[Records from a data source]
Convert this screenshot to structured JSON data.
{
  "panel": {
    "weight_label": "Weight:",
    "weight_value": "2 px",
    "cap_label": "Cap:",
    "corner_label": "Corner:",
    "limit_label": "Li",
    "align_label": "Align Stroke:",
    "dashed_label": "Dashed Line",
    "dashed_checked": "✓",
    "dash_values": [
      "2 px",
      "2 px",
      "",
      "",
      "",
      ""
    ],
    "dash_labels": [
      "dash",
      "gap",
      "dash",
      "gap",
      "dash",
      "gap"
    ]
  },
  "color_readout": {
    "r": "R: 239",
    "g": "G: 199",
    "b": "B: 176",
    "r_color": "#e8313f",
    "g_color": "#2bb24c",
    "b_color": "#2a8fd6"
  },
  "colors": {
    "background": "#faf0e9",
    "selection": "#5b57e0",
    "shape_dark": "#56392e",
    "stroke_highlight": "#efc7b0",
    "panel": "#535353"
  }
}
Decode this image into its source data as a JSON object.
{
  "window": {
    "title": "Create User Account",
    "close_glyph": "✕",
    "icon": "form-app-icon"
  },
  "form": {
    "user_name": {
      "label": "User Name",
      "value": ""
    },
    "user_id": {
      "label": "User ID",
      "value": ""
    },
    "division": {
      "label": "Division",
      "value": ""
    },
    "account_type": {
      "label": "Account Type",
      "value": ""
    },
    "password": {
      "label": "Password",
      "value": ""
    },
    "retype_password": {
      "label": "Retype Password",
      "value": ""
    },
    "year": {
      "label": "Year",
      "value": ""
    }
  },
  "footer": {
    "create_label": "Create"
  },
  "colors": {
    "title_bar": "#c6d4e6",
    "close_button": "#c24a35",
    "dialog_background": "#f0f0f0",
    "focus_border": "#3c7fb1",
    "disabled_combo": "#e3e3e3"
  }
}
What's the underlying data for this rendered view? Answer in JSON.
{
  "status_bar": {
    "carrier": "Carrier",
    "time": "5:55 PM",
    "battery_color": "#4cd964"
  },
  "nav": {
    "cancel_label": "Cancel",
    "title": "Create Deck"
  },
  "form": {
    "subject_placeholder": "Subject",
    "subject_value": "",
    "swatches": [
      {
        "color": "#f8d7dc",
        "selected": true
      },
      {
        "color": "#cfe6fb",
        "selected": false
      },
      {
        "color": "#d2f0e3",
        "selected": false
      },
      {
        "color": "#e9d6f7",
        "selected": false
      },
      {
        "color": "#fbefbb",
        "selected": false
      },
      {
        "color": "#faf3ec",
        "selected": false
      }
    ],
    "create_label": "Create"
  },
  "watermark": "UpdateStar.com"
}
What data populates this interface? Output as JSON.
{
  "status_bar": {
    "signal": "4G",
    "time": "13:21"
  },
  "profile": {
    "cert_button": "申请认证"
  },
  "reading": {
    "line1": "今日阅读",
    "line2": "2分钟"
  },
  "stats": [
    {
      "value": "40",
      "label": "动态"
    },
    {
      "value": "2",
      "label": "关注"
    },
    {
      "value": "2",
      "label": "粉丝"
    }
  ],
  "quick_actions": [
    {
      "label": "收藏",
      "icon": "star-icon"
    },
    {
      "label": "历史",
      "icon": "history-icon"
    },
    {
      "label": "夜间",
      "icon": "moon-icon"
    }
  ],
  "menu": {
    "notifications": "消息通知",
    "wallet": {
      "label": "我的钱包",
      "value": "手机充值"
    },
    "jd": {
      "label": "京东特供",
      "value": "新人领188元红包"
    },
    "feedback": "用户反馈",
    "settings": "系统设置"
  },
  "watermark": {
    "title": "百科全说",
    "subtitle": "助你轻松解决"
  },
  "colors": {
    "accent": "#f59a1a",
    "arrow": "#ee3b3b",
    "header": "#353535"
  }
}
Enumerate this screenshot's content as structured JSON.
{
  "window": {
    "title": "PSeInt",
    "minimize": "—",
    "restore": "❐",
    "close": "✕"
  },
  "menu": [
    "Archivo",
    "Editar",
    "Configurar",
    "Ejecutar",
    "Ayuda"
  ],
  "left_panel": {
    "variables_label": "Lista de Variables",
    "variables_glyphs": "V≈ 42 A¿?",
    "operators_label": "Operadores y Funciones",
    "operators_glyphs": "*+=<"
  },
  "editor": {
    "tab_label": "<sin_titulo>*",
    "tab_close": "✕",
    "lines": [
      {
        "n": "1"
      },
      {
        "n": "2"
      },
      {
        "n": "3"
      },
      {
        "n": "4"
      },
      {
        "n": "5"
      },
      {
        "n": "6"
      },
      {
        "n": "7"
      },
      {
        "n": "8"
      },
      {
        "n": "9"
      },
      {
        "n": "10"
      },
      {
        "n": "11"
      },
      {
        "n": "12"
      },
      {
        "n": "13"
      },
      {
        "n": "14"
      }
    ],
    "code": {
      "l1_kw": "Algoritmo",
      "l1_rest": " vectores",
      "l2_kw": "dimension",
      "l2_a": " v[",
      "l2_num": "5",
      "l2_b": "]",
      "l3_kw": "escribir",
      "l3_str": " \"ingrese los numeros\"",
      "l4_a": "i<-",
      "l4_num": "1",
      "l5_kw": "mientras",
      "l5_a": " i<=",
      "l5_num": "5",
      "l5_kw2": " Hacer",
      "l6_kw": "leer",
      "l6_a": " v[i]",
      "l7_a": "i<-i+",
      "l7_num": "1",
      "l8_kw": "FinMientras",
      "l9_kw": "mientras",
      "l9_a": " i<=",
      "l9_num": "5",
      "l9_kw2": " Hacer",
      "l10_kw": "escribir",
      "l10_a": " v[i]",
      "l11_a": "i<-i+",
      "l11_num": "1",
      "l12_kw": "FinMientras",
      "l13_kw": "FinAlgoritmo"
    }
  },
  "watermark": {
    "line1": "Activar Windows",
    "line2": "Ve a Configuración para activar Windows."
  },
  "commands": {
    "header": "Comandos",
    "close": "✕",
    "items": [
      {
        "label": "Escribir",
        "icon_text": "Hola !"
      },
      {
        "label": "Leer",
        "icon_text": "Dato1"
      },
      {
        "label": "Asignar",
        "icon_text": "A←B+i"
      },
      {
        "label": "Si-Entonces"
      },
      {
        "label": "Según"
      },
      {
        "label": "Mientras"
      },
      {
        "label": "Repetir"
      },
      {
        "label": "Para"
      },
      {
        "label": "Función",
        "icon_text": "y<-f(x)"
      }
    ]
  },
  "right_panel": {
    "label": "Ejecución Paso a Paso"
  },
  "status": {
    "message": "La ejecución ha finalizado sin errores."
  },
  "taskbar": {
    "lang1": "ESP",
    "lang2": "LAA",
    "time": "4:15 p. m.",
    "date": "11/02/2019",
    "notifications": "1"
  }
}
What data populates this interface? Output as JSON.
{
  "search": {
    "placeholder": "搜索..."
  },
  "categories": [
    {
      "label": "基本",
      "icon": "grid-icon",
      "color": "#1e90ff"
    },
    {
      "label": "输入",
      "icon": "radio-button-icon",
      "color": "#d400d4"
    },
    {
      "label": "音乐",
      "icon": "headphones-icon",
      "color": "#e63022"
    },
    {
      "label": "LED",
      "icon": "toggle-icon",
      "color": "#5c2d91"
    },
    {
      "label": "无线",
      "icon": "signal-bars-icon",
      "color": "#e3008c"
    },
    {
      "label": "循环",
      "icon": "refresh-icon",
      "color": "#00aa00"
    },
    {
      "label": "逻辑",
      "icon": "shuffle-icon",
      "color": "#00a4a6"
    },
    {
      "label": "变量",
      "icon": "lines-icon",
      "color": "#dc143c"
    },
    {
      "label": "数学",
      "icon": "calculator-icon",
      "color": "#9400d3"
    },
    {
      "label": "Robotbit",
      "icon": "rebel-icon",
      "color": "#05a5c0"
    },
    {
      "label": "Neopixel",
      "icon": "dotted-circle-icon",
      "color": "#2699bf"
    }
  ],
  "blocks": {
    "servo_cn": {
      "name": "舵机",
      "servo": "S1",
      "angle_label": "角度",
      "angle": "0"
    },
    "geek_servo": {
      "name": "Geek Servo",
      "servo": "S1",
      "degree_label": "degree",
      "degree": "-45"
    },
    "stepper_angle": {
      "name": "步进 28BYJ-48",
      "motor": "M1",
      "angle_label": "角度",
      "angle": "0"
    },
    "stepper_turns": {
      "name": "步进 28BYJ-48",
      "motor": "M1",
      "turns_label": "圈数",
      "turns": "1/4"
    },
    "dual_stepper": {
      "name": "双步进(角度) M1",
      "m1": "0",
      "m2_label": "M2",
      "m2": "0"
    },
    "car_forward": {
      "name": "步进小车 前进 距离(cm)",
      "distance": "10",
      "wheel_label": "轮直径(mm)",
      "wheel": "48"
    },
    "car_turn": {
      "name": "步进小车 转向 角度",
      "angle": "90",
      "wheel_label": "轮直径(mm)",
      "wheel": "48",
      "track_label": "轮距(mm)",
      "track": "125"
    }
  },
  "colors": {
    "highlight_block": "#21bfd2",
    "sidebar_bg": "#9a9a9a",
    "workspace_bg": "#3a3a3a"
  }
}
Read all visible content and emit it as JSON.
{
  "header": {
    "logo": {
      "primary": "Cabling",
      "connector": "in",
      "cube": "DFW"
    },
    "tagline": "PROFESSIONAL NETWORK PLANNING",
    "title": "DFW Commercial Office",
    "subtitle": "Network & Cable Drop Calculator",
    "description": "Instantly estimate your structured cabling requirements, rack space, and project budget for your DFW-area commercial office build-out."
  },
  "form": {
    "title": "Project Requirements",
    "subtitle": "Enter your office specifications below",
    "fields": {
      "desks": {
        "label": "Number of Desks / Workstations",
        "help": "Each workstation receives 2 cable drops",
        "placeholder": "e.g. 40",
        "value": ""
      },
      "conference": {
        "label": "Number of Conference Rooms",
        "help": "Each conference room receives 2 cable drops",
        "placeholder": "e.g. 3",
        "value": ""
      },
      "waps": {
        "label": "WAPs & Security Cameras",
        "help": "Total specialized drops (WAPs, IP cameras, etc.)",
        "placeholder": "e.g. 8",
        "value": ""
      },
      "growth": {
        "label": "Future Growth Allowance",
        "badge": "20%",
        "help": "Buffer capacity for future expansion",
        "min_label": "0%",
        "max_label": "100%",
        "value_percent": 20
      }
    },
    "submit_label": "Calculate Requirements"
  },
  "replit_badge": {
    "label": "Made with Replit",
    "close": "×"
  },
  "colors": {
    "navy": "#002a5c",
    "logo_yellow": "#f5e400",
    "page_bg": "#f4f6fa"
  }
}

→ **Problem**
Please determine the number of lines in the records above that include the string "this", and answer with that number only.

→ **Exercise result**
6